# Goal of the exercise:
Search the records below for the string "Width" and copy each line where it turns up.

# Data shown:
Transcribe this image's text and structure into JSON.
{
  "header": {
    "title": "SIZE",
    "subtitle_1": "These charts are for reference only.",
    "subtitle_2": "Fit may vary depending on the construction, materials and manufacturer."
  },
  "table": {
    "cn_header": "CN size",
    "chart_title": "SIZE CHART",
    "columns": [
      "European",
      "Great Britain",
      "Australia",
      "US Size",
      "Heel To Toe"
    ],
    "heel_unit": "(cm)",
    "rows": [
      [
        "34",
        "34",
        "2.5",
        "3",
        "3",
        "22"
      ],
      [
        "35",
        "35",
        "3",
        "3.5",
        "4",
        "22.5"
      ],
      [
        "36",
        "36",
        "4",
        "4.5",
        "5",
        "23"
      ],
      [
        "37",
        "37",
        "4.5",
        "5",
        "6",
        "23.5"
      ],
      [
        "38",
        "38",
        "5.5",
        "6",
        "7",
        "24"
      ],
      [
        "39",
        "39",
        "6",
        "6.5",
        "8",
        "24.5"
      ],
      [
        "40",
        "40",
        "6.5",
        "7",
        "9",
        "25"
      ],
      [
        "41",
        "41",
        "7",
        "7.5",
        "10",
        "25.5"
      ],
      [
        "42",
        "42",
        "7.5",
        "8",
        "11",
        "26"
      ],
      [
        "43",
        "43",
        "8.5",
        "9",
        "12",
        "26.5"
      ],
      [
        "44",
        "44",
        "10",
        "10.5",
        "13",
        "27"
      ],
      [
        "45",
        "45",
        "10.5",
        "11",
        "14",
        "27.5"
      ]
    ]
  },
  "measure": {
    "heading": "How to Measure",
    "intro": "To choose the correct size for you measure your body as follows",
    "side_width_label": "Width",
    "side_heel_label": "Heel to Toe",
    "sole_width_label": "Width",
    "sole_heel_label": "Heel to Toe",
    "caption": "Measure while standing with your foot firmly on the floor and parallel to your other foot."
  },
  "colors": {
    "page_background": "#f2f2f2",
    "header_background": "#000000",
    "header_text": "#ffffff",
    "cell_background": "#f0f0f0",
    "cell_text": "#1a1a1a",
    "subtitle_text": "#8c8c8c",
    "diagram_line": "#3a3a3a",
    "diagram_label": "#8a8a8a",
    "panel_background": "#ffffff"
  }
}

# Answer area:
    "side_width_label": "Width",
    "sole_width_label": "Width",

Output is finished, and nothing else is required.